Abstract 9741: A Novel Mutation Identified in a Large Multi-Generational Family With Long QT Syndrome Reveals Distinct, Disease-Specific Mutation Hot Spots within the CACNA1C-Encoded L-type Calcium Channel
Background: Mutations in the CACNA1C-encoded L-type calcium channel have been associated with Timothy Syndrome (TS) with severe QT prolongation, cardiac hypertrophy, syndactyly, facial dysmorphisms, developmental delay, and sudden death by impaired channel inactivation and increase peak current. Recently, a small number of patients with CACNA1C mutations with only long QT syndrome (LQTS) have been described.
Objective: To explore whether CACNA1C mutations associated with TS were mechanistically and clinically distinct from CACNA1C-mediated LQTS.
Methods/Results: Illumina HiSeq 2000 platform-based whole exome sequencing with variant alignment using HGSC Mercury analysis and Atlas2 revealed a novel variant CACNA1C-L762F that co-segregated with affected patients of a large, multi-generational family with LQTS and sudden death.
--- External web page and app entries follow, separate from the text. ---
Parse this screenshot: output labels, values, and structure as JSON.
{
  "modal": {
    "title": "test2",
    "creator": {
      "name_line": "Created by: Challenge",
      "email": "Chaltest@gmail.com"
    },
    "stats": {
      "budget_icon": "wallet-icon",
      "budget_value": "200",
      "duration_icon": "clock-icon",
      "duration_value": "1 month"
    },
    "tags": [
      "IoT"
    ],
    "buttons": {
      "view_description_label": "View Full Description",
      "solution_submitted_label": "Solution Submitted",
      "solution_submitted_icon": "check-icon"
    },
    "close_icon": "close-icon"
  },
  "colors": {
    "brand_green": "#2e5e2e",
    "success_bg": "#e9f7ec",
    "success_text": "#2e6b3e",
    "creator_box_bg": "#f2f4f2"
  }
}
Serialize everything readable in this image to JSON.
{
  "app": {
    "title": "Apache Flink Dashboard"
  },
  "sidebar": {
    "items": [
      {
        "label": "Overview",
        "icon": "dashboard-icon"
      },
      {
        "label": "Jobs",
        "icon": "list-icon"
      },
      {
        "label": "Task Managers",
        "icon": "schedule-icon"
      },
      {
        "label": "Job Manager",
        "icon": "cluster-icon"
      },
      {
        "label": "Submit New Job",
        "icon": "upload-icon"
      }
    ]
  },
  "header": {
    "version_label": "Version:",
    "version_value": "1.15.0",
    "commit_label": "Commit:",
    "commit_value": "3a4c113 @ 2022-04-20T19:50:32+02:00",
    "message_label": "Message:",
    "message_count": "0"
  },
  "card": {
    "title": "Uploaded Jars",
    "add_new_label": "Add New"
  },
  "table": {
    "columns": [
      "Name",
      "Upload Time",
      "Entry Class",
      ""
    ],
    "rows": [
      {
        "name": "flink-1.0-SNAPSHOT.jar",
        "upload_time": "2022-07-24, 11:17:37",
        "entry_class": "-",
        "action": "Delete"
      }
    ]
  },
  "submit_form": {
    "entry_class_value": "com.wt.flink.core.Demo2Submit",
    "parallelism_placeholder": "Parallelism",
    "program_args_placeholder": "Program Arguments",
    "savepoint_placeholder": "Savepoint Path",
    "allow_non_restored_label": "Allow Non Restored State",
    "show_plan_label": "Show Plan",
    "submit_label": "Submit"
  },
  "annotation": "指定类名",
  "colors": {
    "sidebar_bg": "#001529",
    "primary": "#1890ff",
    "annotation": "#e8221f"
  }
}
The proband presented at 3 years of age with out-of-hospital cardiac arrest and demonstrated QTc of 530. The mutation localized to the DII/DIII intracellular linker domain of the channel in a highly conserved region in close proximity to the 6th DI transmembrane domain. Whole cell patch clamp of heterologously expressed CACNA1C-L762F in TSA201 cells demonstrated slower inactivation tau and increased late current indicating its gain-of-function cellular electrophysiological phenotype. Comprehensive review and topological mapping of all described CACNA1C mutations associated with TS or LQTS revealed disease-specific hotspots. TS-associated mutations localized to cytoplasmic aspects of transmembrane domains while LQTS-associated mutations localized to cytoplasmic N- and C-terminal domains and linker regions. Probands hosting TS mutations demonstrated markedly prolonged QTc values compared to LQTS (618 vs 486 ms, p<0.001) and were younger at presentation (2.7 vs 20.1 years, p<0.002). Supporting these associations, the L762F mutation localized closer to the CACNA1C transmembrane domain than any other LQTS mutation and are associated with a QTc and age of diagnosis reflective of TS-associated mutations.
Conclusions: The CACNA1C-L762F mutation is associated with biochemical and clinical features which highlight a molecular and clinical distinction between TS- and LQTS-associated CACNA1C mutations.
Author Disclosures: A.P. Landstrom: None. N.J. Boczek: None. D. Ye: None. H.D. Allen: None. M.J. Ackerman: Consultant/Advisory Board; Modest; Boston Scientific, Gilead Sciences, Medtronic, St. Jude Medical. Research Grant; Significant; National Institutes of Health. Other; Significant; Transgenomic. J.J. Kim: None.
- © 2015 by American Heart Association, Inc.